Women’s rights in Scandinavia ought not be taken for granted. Those are the words of warning from well-known feminists who point out that being called ”feminist” in Denmark and Finland is almost invective. This week a big forum for feminism opens in Malmö, focusing on women’s rights.
Professor of political science at Stockholm University, Drude Dahlerup, says, ”The Nordic forum will be a feminist mobilization and a way to put pressure on the politicians.” Dahlerup says that though the Nordic countries have long been recongnized as the most equal in the world, women’s rights should not be taken for granted.

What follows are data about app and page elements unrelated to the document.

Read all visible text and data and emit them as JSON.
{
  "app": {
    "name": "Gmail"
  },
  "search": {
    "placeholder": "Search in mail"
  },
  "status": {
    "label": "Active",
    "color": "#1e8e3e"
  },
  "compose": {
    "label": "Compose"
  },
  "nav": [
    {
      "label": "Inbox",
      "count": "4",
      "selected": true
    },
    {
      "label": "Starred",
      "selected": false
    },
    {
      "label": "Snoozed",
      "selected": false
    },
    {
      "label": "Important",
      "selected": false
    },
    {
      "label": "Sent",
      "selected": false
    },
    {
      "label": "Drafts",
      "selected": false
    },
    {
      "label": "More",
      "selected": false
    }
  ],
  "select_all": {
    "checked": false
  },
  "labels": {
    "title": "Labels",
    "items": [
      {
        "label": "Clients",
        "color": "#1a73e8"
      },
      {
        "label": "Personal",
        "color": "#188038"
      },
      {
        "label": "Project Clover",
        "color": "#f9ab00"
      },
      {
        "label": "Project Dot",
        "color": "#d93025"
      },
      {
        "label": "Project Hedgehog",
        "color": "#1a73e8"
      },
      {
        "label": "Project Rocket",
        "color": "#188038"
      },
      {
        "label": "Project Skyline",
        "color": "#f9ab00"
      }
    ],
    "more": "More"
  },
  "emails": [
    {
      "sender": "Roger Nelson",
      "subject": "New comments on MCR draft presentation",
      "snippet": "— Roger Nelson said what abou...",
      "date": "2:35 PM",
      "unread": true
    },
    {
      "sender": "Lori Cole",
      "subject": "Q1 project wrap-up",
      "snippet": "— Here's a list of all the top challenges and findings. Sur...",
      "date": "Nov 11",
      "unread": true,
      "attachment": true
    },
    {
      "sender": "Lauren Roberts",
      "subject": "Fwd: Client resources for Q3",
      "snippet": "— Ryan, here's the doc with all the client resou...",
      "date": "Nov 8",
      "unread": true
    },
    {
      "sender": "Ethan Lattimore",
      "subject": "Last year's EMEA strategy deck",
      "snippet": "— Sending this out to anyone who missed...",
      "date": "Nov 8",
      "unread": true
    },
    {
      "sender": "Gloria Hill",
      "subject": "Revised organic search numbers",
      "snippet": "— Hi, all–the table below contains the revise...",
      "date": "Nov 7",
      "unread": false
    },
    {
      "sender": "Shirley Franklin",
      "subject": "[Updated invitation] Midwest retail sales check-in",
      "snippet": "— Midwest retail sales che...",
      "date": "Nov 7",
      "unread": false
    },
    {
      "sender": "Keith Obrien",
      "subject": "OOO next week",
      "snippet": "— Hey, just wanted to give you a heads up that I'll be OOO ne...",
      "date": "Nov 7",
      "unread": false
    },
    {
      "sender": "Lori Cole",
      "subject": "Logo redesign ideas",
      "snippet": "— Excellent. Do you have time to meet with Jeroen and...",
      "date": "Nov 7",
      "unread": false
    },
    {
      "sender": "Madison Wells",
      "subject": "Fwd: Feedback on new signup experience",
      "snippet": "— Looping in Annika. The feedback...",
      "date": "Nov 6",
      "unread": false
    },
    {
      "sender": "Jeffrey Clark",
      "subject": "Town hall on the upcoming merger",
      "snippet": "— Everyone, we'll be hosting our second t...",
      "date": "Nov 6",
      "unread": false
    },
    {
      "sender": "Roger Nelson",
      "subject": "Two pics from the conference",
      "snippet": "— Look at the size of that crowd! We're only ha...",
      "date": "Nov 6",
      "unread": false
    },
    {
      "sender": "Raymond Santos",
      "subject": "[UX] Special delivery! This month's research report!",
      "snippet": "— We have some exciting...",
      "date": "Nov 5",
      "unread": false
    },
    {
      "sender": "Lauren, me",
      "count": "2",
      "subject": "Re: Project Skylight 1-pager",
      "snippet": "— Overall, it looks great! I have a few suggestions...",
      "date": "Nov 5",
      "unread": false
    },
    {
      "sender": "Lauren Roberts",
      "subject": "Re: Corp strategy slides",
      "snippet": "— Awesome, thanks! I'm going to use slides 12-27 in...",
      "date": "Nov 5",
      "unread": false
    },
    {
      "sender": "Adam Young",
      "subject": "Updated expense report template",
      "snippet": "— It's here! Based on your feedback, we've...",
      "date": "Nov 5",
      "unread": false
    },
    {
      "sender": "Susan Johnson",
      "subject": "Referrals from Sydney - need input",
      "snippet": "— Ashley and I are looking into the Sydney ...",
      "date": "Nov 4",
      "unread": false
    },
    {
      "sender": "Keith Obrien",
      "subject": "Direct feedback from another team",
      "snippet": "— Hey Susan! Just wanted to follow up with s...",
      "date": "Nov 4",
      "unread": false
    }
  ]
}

”We’ve been sustained by the thought that we are the best in the world here in the north, and that it just gets better and better. But we have been like Sleeping Beauty. There’s a real threat of a backlash globally and also here in Scandinavia.” She gives the example of how Norway’s new government has reduced the number of parental leave weeks specifically for fathers from 14 to 10 weeks, and that in Denmark there’s no parental leave at all for fathers. ”I think Denmark increasingly goes its different way by believing the state should not interfere and that is an attitude that can be dangerous; legislation is a way of protecting women’s rights. In Denmark, feminism is looked down upon.” Professor and gender expert Tiina Rosenberg at the University of Arts in Helsinki says the same applies to Finland: ”It is felt that we’re already equal, so why go on talking about it?” For more information about the feminist forum in Malmö: http://nf2014.org/en/